Provide a brief overview of the job as a whole, such as what the overriding purpose of your job was and what type of company you worked for.
Use bullet points to detail the key responsibilities of your role, highlighting hard skills, software and knowledge wherever you can.
Keep them short and sharp to make them easily digestible by readers.
Lastly, add impact by highlight 1-3 key achievements that you made within the role.
Struggling to think of an achievement? If it had a positive impact on your company, it counts.
For example, you might increased company profits, improved processes, or something simpler, such as going above and beyond to solve a customer’s problem.
Next up, you should list your education and qualifications.
This can include your formal qualifications (a degree, A-Levels and GCSEs), as well as sector-specific Legal Secretary qualifications and/or training.
While school leavers and recent grads should include a lot of detail here to make up for the lack of work experience, experienced candidates may benefit from a shorter education section, as your work experience section will be more important to recruiters.
Interests and hobbies
Although this is an optional section, it can be useful if your hobbies and interests will add further depth to your CV.

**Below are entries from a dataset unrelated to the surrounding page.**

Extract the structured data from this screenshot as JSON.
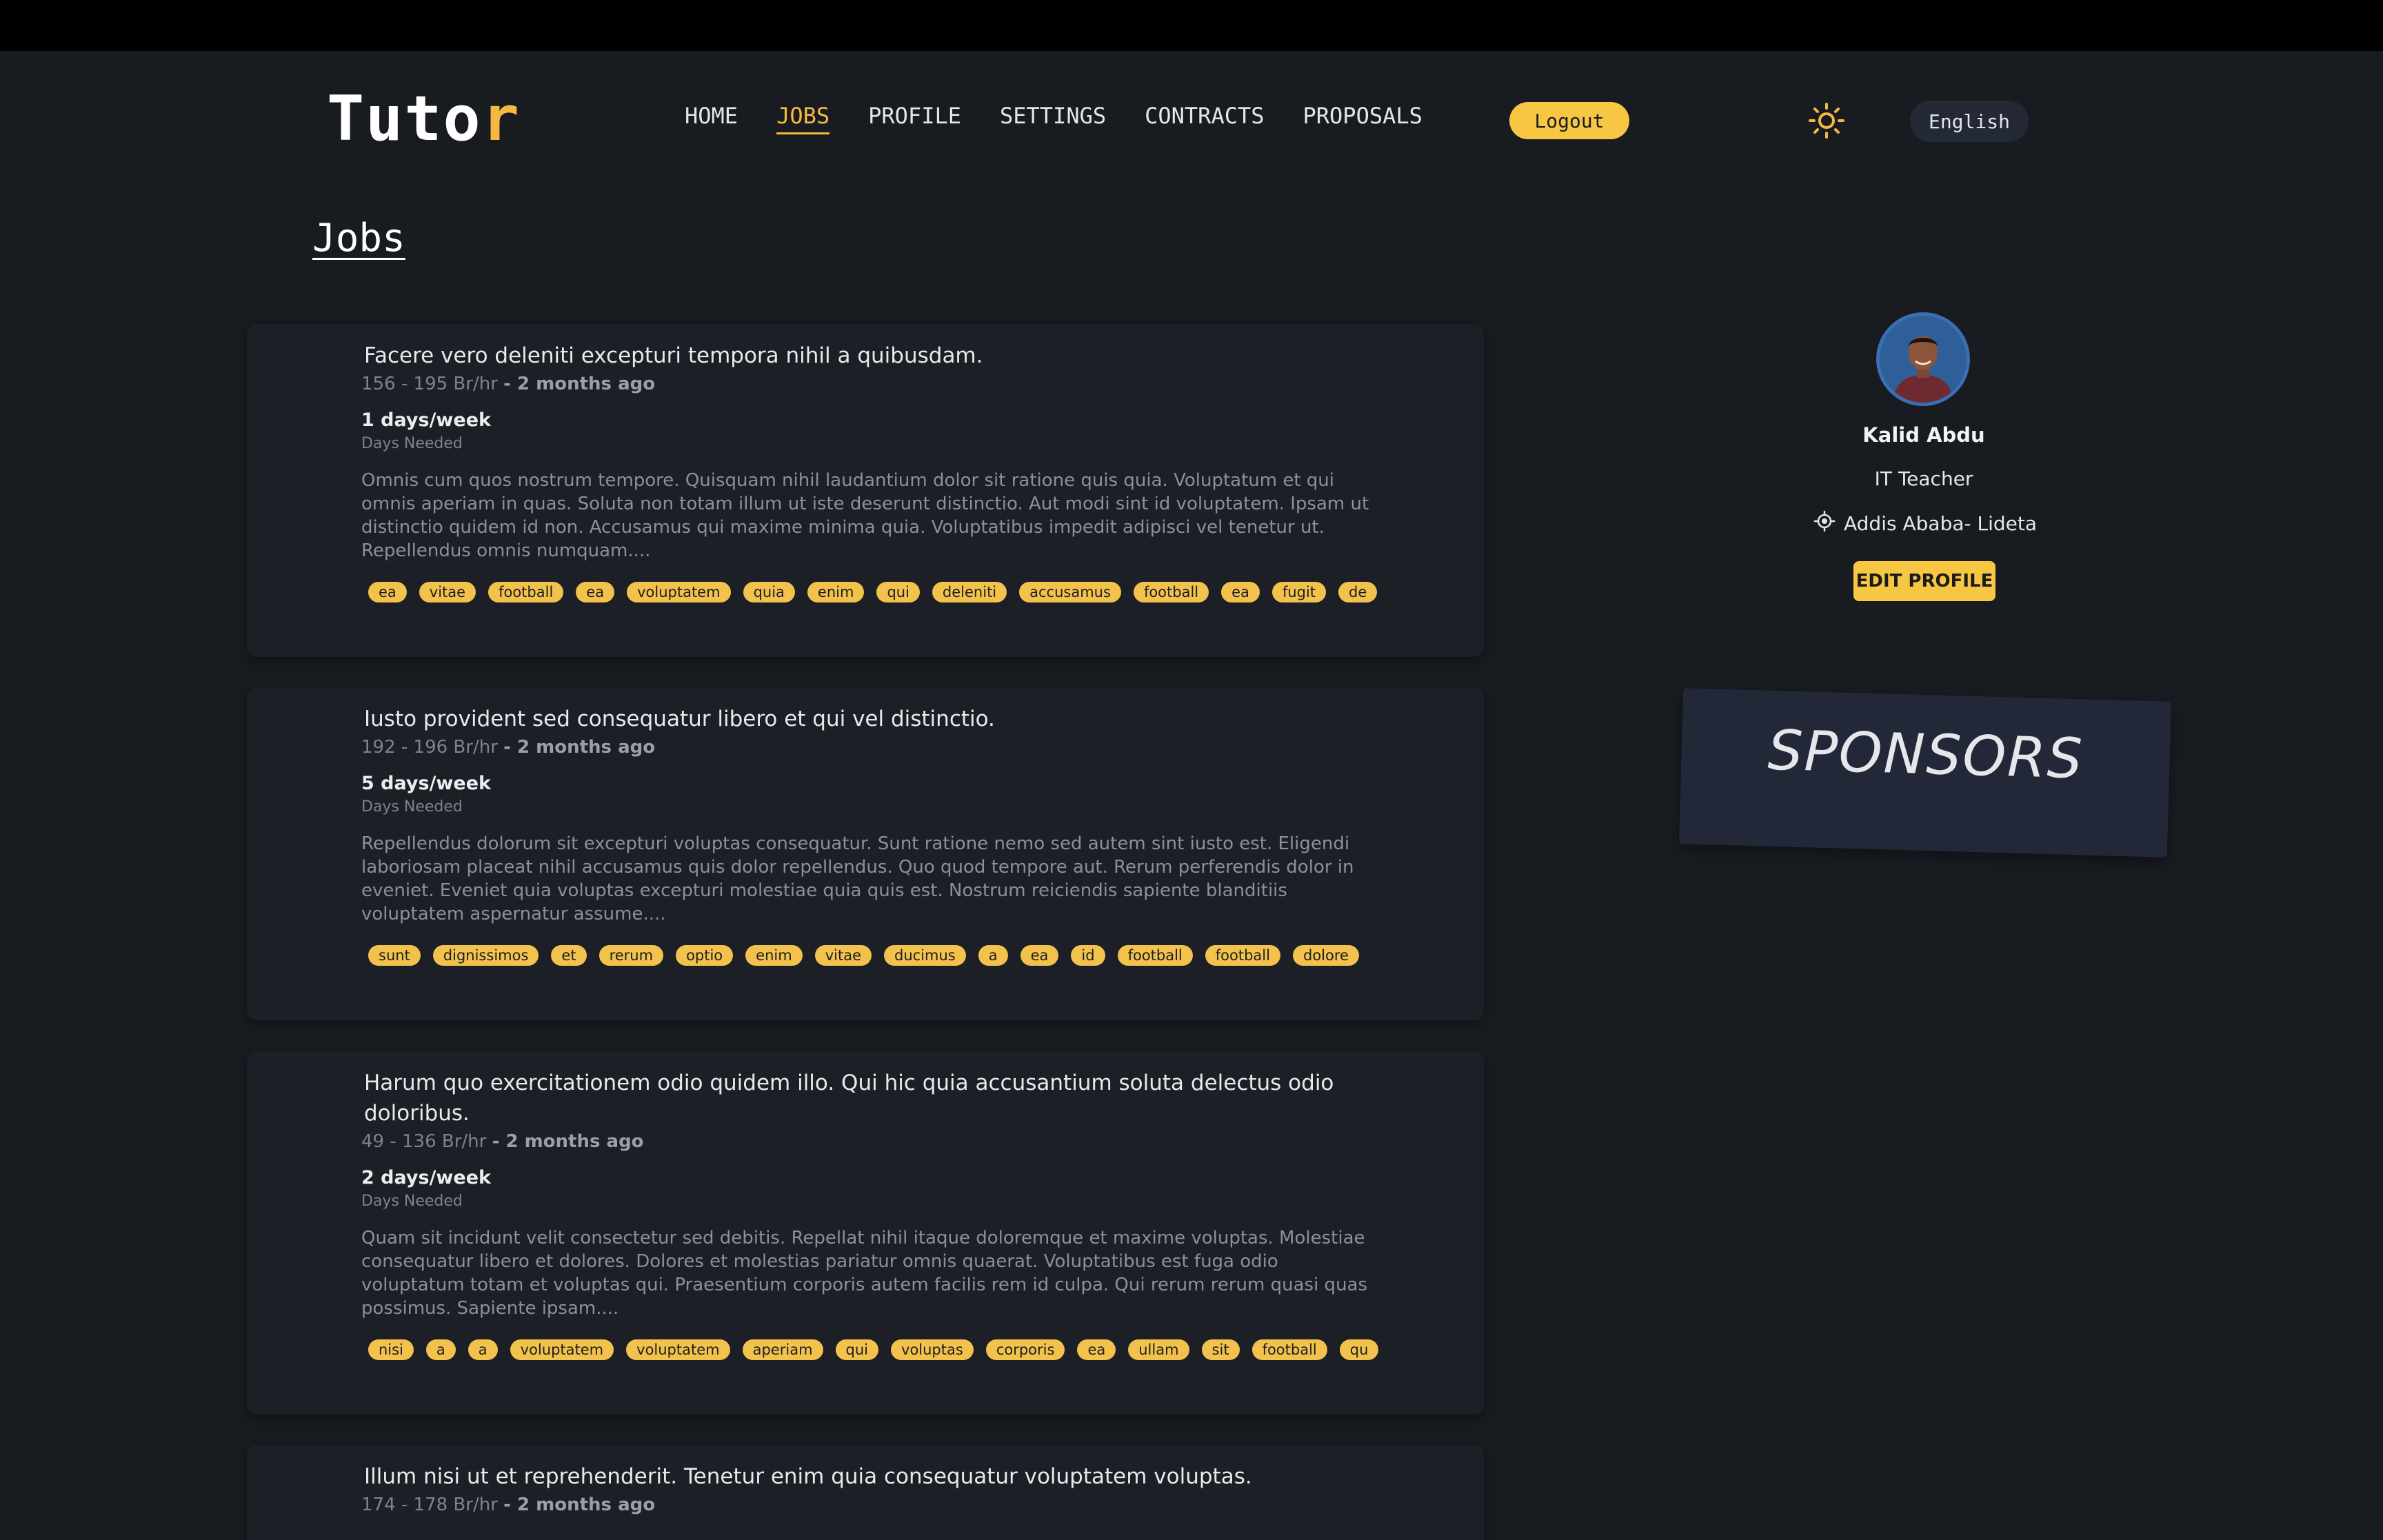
{
  "app": {
    "logo_main": "Tuto",
    "logo_accent": "r"
  },
  "nav": {
    "items": [
      {
        "label": "HOME",
        "active": false
      },
      {
        "label": "JOBS",
        "active": true
      },
      {
        "label": "PROFILE",
        "active": false
      },
      {
        "label": "SETTINGS",
        "active": false
      },
      {
        "label": "CONTRACTS",
        "active": false
      },
      {
        "label": "PROPOSALS",
        "active": false
      }
    ],
    "logout_label": "Logout",
    "theme_icon": "sun-icon",
    "language": "English"
  },
  "page": {
    "title": "Jobs"
  },
  "jobs": [
    {
      "title": "Facere vero deleniti excepturi tempora nihil a quibusdam.",
      "rate": "156 - 195 Br/hr",
      "posted": "- 2 months ago",
      "days": "1 days/week",
      "days_label": "Days Needed",
      "description": "Omnis cum quos nostrum tempore. Quisquam nihil laudantium dolor sit ratione quis quia. Voluptatum et qui omnis aperiam in quas. Soluta non totam illum ut iste deserunt distinctio. Aut modi sint id voluptatem. Ipsam ut distinctio quidem id non. Accusamus qui maxime minima quia. Voluptatibus impedit adipisci vel tenetur ut. Repellendus omnis numquam....",
      "tags": [
        "ea",
        "vitae",
        "football",
        "ea",
        "voluptatem",
        "quia",
        "enim",
        "qui",
        "deleniti",
        "accusamus",
        "football",
        "ea",
        "fugit",
        "de"
      ]
    },
    {
      "title": "Iusto provident sed consequatur libero et qui vel distinctio.",
      "rate": "192 - 196 Br/hr",
      "posted": "- 2 months ago",
      "days": "5 days/week",
      "days_label": "Days Needed",
      "description": "Repellendus dolorum sit excepturi voluptas consequatur. Sunt ratione nemo sed autem sint iusto est. Eligendi laboriosam placeat nihil accusamus quis dolor repellendus. Quo quod tempore aut. Rerum perferendis dolor in eveniet. Eveniet quia voluptas excepturi molestiae quia quis est. Nostrum reiciendis sapiente blanditiis voluptatem aspernatur assume....",
      "tags": [
        "sunt",
        "dignissimos",
        "et",
        "rerum",
        "optio",
        "enim",
        "vitae",
        "ducimus",
        "a",
        "ea",
        "id",
        "football",
        "football",
        "dolore"
      ]
    },
    {
      "title": "Harum quo exercitationem odio quidem illo. Qui hic quia accusantium soluta delectus odio doloribus.",
      "rate": "49 - 136 Br/hr",
      "posted": "- 2 months ago",
      "days": "2 days/week",
      "days_label": "Days Needed",
      "description": "Quam sit incidunt velit consectetur sed debitis. Repellat nihil itaque doloremque et maxime voluptas. Molestiae consequatur libero et dolores. Dolores et molestias pariatur omnis quaerat. Voluptatibus est fuga odio voluptatum totam et voluptas qui. Praesentium corporis autem facilis rem id culpa. Qui rerum rerum quasi quas possimus. Sapiente ipsam....",
      "tags": [
        "nisi",
        "a",
        "a",
        "voluptatem",
        "voluptatem",
        "aperiam",
        "qui",
        "voluptas",
        "corporis",
        "ea",
        "ullam",
        "sit",
        "football",
        "qu"
      ]
    },
    {
      "title": "Illum nisi ut et reprehenderit. Tenetur enim quia consequatur voluptatem voluptas.",
      "rate": "174 - 178 Br/hr",
      "posted": "- 2 months ago"
    }
  ],
  "profile": {
    "name": "Kalid Abdu",
    "role": "IT Teacher",
    "location": "Addis Ababa- Lideta",
    "edit_label": "EDIT PROFILE"
  },
  "sponsors": {
    "title": "SPONSORS"
  },
  "colors": {
    "accent": "#f5b942",
    "tag_bg": "#f2c24d",
    "background": "#181b20",
    "card": "#1c1f25"
  }
}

Interests which are related to the sector you are applying to, or which show transferable skills like leadership or teamwork, can worth listing.
On the other hand, generic hobbies like “going out with friends” won’t add any value to your application, so are best left off your CV.
Essential skills for your Legal Secretary CV
Tailoring your CV to the roles you are applying for is key to success, so make sure to read through the job descriptions and tailor your skills accordingly.
However, commonly desired Legal Secretary skills include:
- Customer service – As a primary point of contact, employers need to see evidence on your CV of your outstanding and professional customer service skills.
- Legal specialism – Give information on your CV about your specific legal skills and your areas of strength.
- Administrative skills – From word processing through to filing systems, your administrative skills must be second-to-none.
- Collaboration – Highlight how you work effectively with others to provide a seamless and professional service.
- Accuracy – Demonstrate that accuracy is important to you and that you take steps to ensure it at all times.
Writing your Legal Secretary CV
A strong, compelling CV is essential to get noticed and land interviews with the best employers.
To ensure your CV stands out from the competition, make sure to tailor it to your target role and pack it with sector-specific skills and results.
Remember to triple-check for spelling and grammar errors before hitting send.
Good luck with the job search!